If you are kneading by hand, mix with a wooden spoon until you can't stir anymore, then knead in tghe rest of the flour mixiture and knead the dough for 10 minutes on a clean counter covered with baking parchment (to prevent sticking). Try not to add any extra flour to the dough. (Oil your hands loghtly, if necessary.)
Place the dough in a lightly-oiled bowl or container, with room to double, cover with plastic wrap and let rise at about 70ºF for ½ an hour.
After ½ an hour, gently fold the dough over itself, cover and let rise for another ½ hour.
Fully risen dough
Have ready two 8 x4" pans. (We use the Norpro "dimpled" 4.5"W x 3"D x 8"L loaf pans. They don't need to be greased each time you use them, but grease your pans, if necessary). I like to sprinkle the bottoms of the pans with some raw sesame seeds, like DH does.

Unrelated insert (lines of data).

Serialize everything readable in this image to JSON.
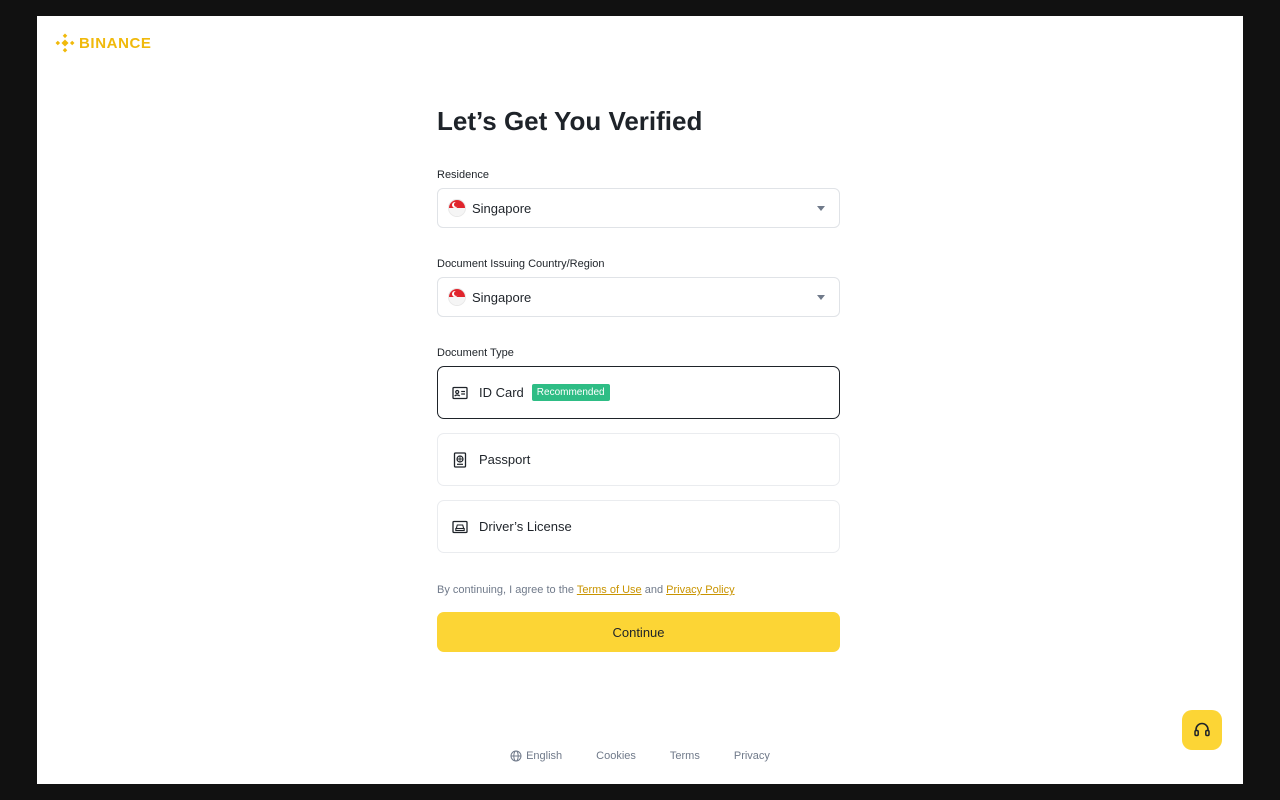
{
  "brand": {
    "name": "BINANCE",
    "color": "#f0b90b"
  },
  "form": {
    "title": "Let’s Get You Verified",
    "residence": {
      "label": "Residence",
      "value": "Singapore",
      "flag": "singapore-flag"
    },
    "issuing_country": {
      "label": "Document Issuing Country/Region",
      "value": "Singapore",
      "flag": "singapore-flag"
    },
    "document_type": {
      "label": "Document Type",
      "options": [
        {
          "label": "ID Card",
          "icon": "id-card-icon",
          "badge": "Recommended",
          "selected": true
        },
        {
          "label": "Passport",
          "icon": "passport-icon",
          "selected": false
        },
        {
          "label": "Driver’s License",
          "icon": "drivers-license-icon",
          "selected": false
        }
      ]
    },
    "terms": {
      "prefix": "By continuing, I agree to the",
      "terms_link": "Terms of Use",
      "conjunction": "and",
      "privacy_link": "Privacy Policy"
    },
    "continue_label": "Continue"
  },
  "footer": {
    "language": "English",
    "cookies": "Cookies",
    "terms": "Terms",
    "privacy": "Privacy"
  },
  "colors": {
    "accent": "#fcd535",
    "badge": "#2ebd85",
    "link": "#c99400",
    "background": "#111111"
  },
  "support": {
    "icon": "headset-icon"
  }
}
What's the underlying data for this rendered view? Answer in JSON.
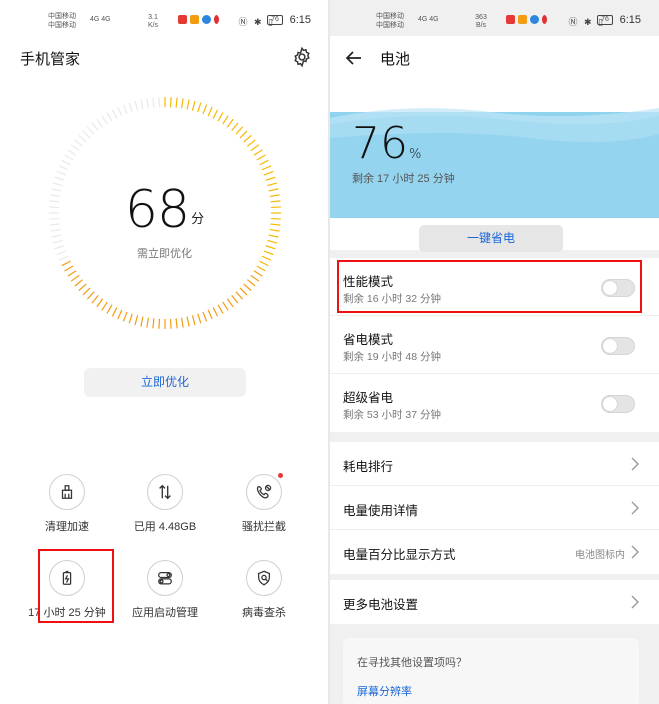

Cut the dough into 2 equal pieces (1 ¼ lb. each)
and form them into neat loaves. Place them in the pans and press down with your hand to evenly distribute the dough and so that the dough isn't "humped" in the middle.
Cover and let rise at about 70ºF for 50 minutes or so (see pictures below). Do not over-rise.
After they have risen for about 30 minutes, heat your oven to 350 ºF. Place a shallow baking pan with some hot water in the bottom of the oven while it heats up.
When the oven is hot and the bread has risen, you can make a slash in the top with a very sharp razor blade if you wish, like I did, but you don't have to.
Spray the tops with water from a pump sprayer. Place the pans, not touching, in the center of your oven.
Bake for 10 minutes. Remove the pan of water (carefully!) from the bottom of the oven. Bake for 20 more minutes. Mine were done perfectly after 30 minutes.
Remove from pans to racks to cool. Let cool before slicing.
Nutrition (per serving/slice): 105.7 calories; 17% calories from fat; 2.1g total fat; 0.0mg cholesterol; 182.3mg sodium; 66.2mg potassium; 19.0g carbohydrates; 1.4g fiber; 1.0g sugar; 17.5g net carbs; 2.9g protein; 2.0 points.